**DIRECTIONS FOR THIS TASK:** Please repeat every entry that follows, keeping each one exactly the same.
[RECORDS FOR THIS TASK]
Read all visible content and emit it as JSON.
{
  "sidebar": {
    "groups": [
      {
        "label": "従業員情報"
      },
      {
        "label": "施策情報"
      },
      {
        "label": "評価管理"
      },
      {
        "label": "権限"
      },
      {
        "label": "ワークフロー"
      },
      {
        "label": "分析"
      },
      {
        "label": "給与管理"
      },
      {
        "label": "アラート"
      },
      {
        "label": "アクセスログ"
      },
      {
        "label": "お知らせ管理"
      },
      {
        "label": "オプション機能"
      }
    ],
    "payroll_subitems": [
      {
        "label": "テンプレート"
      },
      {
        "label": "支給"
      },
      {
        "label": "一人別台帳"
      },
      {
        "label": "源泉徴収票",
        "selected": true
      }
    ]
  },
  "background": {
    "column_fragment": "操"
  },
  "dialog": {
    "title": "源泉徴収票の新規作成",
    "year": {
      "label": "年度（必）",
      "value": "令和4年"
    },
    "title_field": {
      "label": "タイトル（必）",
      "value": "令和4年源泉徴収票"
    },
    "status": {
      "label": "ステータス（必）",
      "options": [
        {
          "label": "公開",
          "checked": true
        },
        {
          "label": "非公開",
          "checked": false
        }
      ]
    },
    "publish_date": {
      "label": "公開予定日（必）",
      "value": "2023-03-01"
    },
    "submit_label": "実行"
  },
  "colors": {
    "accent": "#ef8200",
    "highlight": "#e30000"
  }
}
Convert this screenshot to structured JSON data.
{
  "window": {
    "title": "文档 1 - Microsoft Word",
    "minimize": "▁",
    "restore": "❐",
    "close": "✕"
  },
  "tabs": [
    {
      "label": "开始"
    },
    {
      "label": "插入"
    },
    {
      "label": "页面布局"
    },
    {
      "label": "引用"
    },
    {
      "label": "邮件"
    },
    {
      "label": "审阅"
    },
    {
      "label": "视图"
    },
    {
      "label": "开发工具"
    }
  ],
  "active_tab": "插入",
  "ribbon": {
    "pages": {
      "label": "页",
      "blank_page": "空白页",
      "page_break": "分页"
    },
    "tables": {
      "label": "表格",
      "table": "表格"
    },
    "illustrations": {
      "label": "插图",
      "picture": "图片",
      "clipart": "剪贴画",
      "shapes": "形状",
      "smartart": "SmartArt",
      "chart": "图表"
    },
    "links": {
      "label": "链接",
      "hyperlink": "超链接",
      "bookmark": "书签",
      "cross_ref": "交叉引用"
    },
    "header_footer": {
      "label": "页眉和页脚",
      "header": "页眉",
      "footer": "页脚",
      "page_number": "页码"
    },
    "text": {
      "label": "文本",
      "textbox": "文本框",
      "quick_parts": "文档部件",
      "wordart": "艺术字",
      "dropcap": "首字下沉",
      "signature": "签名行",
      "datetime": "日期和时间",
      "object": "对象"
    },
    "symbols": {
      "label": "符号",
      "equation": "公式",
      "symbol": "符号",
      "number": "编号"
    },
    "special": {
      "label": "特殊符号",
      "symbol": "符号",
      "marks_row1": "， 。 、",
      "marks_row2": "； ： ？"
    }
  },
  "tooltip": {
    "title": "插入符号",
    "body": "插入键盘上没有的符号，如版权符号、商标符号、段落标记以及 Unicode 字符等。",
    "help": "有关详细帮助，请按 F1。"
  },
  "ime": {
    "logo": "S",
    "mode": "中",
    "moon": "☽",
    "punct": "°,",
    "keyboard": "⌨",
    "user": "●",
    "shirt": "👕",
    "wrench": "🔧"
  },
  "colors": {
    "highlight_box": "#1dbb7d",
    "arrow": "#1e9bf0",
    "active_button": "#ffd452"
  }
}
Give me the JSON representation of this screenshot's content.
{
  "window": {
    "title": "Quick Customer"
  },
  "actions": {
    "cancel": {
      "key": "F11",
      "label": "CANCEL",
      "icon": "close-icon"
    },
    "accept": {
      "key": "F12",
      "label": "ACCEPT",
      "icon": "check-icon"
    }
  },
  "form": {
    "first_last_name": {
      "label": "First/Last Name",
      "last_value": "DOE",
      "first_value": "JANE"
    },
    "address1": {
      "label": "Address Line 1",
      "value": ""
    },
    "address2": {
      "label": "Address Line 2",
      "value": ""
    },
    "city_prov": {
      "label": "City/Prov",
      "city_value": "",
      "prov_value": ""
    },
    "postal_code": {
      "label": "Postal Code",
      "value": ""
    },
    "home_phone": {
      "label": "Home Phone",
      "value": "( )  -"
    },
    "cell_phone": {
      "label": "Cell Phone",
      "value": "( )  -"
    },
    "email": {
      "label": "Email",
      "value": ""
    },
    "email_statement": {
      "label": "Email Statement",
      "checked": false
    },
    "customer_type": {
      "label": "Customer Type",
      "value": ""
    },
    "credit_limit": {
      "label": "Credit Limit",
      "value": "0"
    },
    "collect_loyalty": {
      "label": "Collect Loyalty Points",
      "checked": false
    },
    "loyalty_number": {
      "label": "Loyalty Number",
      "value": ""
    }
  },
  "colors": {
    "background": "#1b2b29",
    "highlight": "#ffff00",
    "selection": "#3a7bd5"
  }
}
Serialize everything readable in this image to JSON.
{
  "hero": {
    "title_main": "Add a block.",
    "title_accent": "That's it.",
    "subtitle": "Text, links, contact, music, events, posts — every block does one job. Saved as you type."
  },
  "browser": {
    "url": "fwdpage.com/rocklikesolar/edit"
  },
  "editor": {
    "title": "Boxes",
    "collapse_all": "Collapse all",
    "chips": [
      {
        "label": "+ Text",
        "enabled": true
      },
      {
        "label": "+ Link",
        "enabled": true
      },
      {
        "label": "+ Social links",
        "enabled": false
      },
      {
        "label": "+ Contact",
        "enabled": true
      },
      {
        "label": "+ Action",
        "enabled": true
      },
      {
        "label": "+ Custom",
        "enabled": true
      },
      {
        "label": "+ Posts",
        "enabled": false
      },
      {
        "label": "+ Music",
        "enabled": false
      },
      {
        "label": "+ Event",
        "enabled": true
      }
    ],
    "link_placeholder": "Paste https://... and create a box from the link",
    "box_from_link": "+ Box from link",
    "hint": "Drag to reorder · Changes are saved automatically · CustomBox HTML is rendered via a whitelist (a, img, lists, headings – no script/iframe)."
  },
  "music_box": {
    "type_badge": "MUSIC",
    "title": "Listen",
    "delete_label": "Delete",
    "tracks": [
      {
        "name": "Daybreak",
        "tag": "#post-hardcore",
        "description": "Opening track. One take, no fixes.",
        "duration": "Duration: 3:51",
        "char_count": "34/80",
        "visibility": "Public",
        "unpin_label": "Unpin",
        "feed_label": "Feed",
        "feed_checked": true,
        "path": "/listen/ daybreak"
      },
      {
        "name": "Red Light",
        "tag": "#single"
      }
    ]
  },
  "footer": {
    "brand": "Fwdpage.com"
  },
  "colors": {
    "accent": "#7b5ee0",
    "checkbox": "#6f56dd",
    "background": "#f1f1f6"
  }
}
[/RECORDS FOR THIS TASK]
**RESPONSE BELOW:**
Read all visible content and emit it as JSON.
{
  "sidebar": {
    "groups": [
      {
        "label": "従業員情報"
      },
      {
        "label": "施策情報"
      },
      {
        "label": "評価管理"
      },
      {
        "label": "権限"
      },
      {
        "label": "ワークフロー"
      },
      {
        "label": "分析"
      },
      {
        "label": "給与管理"
      },
      {
        "label": "アラート"
      },
      {
        "label": "アクセスログ"
      },
      {
        "label": "お知らせ管理"
      },
      {
        "label": "オプション機能"
      }
    ],
    "payroll_subitems": [
      {
        "label": "テンプレート"
      },
      {
        "label": "支給"
      },
      {
        "label": "一人別台帳"
      },
      {
        "label": "源泉徴収票",
        "selected": true
      }
    ]
  },
  "background": {
    "column_fragment": "操"
  },
  "dialog": {
    "title": "源泉徴収票の新規作成",
    "year": {
      "label": "年度（必）",
      "value": "令和4年"
    },
    "title_field": {
      "label": "タイトル（必）",
      "value": "令和4年源泉徴収票"
    },
    "status": {
      "label": "ステータス（必）",
      "options": [
        {
          "label": "公開",
          "checked": true
        },
        {
          "label": "非公開",
          "checked": false
        }
      ]
    },
    "publish_date": {
      "label": "公開予定日（必）",
      "value": "2023-03-01"
    },
    "submit_label": "実行"
  },
  "colors": {
    "accent": "#ef8200",
    "highlight": "#e30000"
  }
}
Convert this screenshot to structured JSON data.
{
  "window": {
    "title": "文档 1 - Microsoft Word",
    "minimize": "▁",
    "restore": "❐",
    "close": "✕"
  },
  "tabs": [
    {
      "label": "开始"
    },
    {
      "label": "插入"
    },
    {
      "label": "页面布局"
    },
    {
      "label": "引用"
    },
    {
      "label": "邮件"
    },
    {
      "label": "审阅"
    },
    {
      "label": "视图"
    },
    {
      "label": "开发工具"
    }
  ],
  "active_tab": "插入",
  "ribbon": {
    "pages": {
      "label": "页",
      "blank_page": "空白页",
      "page_break": "分页"
    },
    "tables": {
      "label": "表格",
      "table": "表格"
    },
    "illustrations": {
      "label": "插图",
      "picture": "图片",
      "clipart": "剪贴画",
      "shapes": "形状",
      "smartart": "SmartArt",
      "chart": "图表"
    },
    "links": {
      "label": "链接",
      "hyperlink": "超链接",
      "bookmark": "书签",
      "cross_ref": "交叉引用"
    },
    "header_footer": {
      "label": "页眉和页脚",
      "header": "页眉",
      "footer": "页脚",
      "page_number": "页码"
    },
    "text": {
      "label": "文本",
      "textbox": "文本框",
      "quick_parts": "文档部件",
      "wordart": "艺术字",
      "dropcap": "首字下沉",
      "signature": "签名行",
      "datetime": "日期和时间",
      "object": "对象"
    },
    "symbols": {
      "label": "符号",
      "equation": "公式",
      "symbol": "符号",
      "number": "编号"
    },
    "special": {
      "label": "特殊符号",
      "symbol": "符号",
      "marks_row1": "， 。 、",
      "marks_row2": "； ： ？"
    }
  },
  "tooltip": {
    "title": "插入符号",
    "body": "插入键盘上没有的符号，如版权符号、商标符号、段落标记以及 Unicode 字符等。",
    "help": "有关详细帮助，请按 F1。"
  },
  "ime": {
    "logo": "S",
    "mode": "中",
    "moon": "☽",
    "punct": "°,",
    "keyboard": "⌨",
    "user": "●",
    "shirt": "👕",
    "wrench": "🔧"
  },
  "colors": {
    "highlight_box": "#1dbb7d",
    "arrow": "#1e9bf0",
    "active_button": "#ffd452"
  }
}
Give me the JSON representation of this screenshot's content.
{
  "window": {
    "title": "Quick Customer"
  },
  "actions": {
    "cancel": {
      "key": "F11",
      "label": "CANCEL",
      "icon": "close-icon"
    },
    "accept": {
      "key": "F12",
      "label": "ACCEPT",
      "icon": "check-icon"
    }
  },
  "form": {
    "first_last_name": {
      "label": "First/Last Name",
      "last_value": "DOE",
      "first_value": "JANE"
    },
    "address1": {
      "label": "Address Line 1",
      "value": ""
    },
    "address2": {
      "label": "Address Line 2",
      "value": ""
    },
    "city_prov": {
      "label": "City/Prov",
      "city_value": "",
      "prov_value": ""
    },
    "postal_code": {
      "label": "Postal Code",
      "value": ""
    },
    "home_phone": {
      "label": "Home Phone",
      "value": "( )  -"
    },
    "cell_phone": {
      "label": "Cell Phone",
      "value": "( )  -"
    },
    "email": {
      "label": "Email",
      "value": ""
    },
    "email_statement": {
      "label": "Email Statement",
      "checked": false
    },
    "customer_type": {
      "label": "Customer Type",
      "value": ""
    },
    "credit_limit": {
      "label": "Credit Limit",
      "value": "0"
    },
    "collect_loyalty": {
      "label": "Collect Loyalty Points",
      "checked": false
    },
    "loyalty_number": {
      "label": "Loyalty Number",
      "value": ""
    }
  },
  "colors": {
    "background": "#1b2b29",
    "highlight": "#ffff00",
    "selection": "#3a7bd5"
  }
}
Serialize everything readable in this image to JSON.
{
  "hero": {
    "title_main": "Add a block.",
    "title_accent": "That's it.",
    "subtitle": "Text, links, contact, music, events, posts — every block does one job. Saved as you type."
  },
  "browser": {
    "url": "fwdpage.com/rocklikesolar/edit"
  },
  "editor": {
    "title": "Boxes",
    "collapse_all": "Collapse all",
    "chips": [
      {
        "label": "+ Text",
        "enabled": true
      },
      {
        "label": "+ Link",
        "enabled": true
      },
      {
        "label": "+ Social links",
        "enabled": false
      },
      {
        "label": "+ Contact",
        "enabled": true
      },
      {
        "label": "+ Action",
        "enabled": true
      },
      {
        "label": "+ Custom",
        "enabled": true
      },
      {
        "label": "+ Posts",
        "enabled": false
      },
      {
        "label": "+ Music",
        "enabled": false
      },
      {
        "label": "+ Event",
        "enabled": true
      }
    ],
    "link_placeholder": "Paste https://... and create a box from the link",
    "box_from_link": "+ Box from link",
    "hint": "Drag to reorder · Changes are saved automatically · CustomBox HTML is rendered via a whitelist (a, img, lists, headings – no script/iframe)."
  },
  "music_box": {
    "type_badge": "MUSIC",
    "title": "Listen",
    "delete_label": "Delete",
    "tracks": [
      {
        "name": "Daybreak",
        "tag": "#post-hardcore",
        "description": "Opening track. One take, no fixes.",
        "duration": "Duration: 3:51",
        "char_count": "34/80",
        "visibility": "Public",
        "unpin_label": "Unpin",
        "feed_label": "Feed",
        "feed_checked": true,
        "path": "/listen/ daybreak"
      },
      {
        "name": "Red Light",
        "tag": "#single"
      }
    ]
  },
  "footer": {
    "brand": "Fwdpage.com"
  },
  "colors": {
    "accent": "#7b5ee0",
    "checkbox": "#6f56dd",
    "background": "#f1f1f6"
  }
}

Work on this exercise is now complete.